- Work request -
Starting at the first line and ending at the last, reproduce the records below exactly.

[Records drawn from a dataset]
╔══

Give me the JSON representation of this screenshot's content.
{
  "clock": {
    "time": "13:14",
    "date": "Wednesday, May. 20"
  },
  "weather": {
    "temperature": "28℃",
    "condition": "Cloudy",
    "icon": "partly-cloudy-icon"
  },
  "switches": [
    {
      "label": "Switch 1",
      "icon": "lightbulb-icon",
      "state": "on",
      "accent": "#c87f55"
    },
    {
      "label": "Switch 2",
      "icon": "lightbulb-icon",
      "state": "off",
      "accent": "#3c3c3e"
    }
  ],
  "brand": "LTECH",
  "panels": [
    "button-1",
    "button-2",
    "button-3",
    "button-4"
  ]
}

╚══

- Answer space -
Give me the JSON representation of this screenshot's content.
{
  "clock": {
    "time": "13:14",
    "date": "Wednesday, May. 20"
  },
  "weather": {
    "temperature": "28℃",
    "condition": "Cloudy",
    "icon": "partly-cloudy-icon"
  },
  "switches": [
    {
      "label": "Switch 1",
      "icon": "lightbulb-icon",
      "state": "on",
      "accent": "#c87f55"
    },
    {
      "label": "Switch 2",
      "icon": "lightbulb-icon",
      "state": "off",
      "accent": "#3c3c3e"
    }
  ],
  "brand": "LTECH",
  "panels": [
    "button-1",
    "button-2",
    "button-3",
    "button-4"
  ]
}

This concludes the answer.